Records contained in a dataset:
____________________

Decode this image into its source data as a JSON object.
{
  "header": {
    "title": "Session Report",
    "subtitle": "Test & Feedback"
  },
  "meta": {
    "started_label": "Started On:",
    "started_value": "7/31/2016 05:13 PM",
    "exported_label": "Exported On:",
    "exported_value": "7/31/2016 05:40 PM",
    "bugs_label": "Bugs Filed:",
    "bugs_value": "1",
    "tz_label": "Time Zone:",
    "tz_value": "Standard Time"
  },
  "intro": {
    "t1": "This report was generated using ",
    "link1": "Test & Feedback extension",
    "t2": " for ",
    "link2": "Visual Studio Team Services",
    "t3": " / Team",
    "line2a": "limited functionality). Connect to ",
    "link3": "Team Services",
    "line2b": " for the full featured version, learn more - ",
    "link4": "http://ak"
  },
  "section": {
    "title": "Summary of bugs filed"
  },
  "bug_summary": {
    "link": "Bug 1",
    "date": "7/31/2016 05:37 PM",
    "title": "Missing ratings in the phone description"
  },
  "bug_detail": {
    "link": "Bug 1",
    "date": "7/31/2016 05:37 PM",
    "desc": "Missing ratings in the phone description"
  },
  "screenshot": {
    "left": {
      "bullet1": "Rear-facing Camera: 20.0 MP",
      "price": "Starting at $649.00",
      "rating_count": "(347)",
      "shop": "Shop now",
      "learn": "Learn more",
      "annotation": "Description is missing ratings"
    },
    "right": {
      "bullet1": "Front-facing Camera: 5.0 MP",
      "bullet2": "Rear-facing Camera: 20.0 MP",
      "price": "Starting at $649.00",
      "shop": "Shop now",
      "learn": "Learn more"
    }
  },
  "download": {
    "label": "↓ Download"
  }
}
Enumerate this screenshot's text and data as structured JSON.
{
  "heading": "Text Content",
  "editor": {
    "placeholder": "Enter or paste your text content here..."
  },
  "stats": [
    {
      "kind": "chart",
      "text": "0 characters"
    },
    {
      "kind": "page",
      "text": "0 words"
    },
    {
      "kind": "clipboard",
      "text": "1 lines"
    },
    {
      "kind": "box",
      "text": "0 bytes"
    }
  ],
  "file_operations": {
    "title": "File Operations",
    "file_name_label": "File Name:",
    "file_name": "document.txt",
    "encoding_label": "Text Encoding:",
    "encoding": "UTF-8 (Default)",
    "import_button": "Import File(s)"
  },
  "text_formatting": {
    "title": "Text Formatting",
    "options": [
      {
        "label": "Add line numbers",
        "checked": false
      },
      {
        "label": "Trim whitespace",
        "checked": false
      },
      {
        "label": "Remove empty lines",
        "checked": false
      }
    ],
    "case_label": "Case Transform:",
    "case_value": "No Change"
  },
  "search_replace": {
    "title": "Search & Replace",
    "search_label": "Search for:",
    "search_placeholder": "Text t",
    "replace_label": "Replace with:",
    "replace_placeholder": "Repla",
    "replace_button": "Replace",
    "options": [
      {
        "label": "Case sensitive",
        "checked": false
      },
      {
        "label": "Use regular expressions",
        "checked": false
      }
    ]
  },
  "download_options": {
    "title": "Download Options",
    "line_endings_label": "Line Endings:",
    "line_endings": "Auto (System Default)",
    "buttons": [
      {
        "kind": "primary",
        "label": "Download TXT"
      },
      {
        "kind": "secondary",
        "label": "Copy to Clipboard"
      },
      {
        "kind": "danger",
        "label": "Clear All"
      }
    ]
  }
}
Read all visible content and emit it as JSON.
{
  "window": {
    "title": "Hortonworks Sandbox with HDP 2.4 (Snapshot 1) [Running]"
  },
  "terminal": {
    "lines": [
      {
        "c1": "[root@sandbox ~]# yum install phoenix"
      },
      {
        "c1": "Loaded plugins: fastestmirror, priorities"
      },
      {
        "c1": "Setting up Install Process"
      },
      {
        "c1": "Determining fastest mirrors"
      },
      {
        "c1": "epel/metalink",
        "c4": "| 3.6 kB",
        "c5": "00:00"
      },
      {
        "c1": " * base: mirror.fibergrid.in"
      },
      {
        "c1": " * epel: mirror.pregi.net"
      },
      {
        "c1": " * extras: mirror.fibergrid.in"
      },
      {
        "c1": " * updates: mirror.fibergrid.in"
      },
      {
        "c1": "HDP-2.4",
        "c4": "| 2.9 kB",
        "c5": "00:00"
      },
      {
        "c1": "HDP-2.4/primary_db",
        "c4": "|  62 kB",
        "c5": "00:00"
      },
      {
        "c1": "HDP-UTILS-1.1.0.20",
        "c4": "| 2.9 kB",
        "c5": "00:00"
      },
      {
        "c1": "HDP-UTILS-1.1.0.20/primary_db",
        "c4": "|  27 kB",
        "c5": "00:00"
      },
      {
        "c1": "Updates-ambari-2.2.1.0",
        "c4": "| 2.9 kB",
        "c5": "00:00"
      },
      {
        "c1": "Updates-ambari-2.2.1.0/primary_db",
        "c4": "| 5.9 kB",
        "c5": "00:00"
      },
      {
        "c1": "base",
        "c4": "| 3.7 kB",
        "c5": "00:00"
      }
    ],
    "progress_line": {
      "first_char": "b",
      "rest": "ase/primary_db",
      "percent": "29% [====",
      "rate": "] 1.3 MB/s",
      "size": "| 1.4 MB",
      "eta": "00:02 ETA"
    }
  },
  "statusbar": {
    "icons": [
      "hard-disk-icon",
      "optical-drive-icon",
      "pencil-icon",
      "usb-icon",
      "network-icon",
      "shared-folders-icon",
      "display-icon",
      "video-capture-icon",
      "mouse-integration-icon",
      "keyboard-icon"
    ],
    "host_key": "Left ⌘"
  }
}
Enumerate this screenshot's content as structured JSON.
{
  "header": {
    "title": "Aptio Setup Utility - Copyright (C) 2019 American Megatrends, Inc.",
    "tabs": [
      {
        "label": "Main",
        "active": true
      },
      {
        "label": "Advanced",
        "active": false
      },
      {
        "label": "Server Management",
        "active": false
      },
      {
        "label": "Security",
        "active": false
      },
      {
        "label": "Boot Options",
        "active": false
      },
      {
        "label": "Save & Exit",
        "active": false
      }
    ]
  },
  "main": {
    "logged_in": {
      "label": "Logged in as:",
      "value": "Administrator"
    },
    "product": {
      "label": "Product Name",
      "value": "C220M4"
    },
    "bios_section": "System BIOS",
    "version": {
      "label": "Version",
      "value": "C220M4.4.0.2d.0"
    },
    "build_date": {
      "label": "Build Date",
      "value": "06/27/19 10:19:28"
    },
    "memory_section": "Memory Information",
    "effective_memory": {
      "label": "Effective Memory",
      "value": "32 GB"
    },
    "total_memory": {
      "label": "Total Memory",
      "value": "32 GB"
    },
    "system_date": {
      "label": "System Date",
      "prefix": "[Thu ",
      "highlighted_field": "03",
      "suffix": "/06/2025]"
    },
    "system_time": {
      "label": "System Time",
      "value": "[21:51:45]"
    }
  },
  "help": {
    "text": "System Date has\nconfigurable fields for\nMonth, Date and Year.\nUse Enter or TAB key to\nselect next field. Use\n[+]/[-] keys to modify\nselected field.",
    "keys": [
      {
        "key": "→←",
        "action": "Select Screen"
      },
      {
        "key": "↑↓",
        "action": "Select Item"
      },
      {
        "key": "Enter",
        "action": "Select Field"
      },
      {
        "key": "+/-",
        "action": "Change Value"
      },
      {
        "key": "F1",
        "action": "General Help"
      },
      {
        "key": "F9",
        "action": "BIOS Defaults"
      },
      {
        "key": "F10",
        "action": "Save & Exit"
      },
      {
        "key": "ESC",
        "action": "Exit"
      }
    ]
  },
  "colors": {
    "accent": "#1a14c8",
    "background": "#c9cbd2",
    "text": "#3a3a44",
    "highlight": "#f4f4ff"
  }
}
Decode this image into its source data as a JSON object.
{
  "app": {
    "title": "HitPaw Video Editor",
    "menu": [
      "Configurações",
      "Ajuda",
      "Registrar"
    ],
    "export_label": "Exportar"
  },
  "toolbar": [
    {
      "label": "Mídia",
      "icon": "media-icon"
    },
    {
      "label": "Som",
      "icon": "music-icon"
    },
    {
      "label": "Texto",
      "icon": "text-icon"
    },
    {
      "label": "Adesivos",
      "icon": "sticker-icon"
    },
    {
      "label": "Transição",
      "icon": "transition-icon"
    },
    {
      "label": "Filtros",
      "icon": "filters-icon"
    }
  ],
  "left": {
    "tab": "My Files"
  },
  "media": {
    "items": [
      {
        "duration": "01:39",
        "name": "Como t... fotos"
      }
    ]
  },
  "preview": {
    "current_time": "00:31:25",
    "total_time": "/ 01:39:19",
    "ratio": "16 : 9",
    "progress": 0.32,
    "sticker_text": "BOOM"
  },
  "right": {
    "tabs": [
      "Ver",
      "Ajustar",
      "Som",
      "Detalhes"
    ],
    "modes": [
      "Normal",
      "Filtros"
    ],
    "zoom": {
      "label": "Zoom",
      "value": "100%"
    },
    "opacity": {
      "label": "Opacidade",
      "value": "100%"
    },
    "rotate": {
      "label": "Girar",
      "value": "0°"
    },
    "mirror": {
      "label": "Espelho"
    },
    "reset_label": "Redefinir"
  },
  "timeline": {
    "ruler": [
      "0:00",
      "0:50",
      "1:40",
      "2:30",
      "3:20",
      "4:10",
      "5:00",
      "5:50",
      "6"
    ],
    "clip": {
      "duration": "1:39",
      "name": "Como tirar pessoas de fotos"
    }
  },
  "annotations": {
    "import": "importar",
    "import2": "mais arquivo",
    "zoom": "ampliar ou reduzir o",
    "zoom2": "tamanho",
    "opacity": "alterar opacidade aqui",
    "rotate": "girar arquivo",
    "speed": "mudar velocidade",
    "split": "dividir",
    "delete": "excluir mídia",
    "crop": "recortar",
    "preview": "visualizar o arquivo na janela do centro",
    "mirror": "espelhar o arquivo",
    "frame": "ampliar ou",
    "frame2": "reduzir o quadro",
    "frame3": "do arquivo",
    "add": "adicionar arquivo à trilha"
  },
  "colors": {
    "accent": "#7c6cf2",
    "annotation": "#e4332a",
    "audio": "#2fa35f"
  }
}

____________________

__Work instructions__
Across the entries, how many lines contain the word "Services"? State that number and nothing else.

__Your solution__
2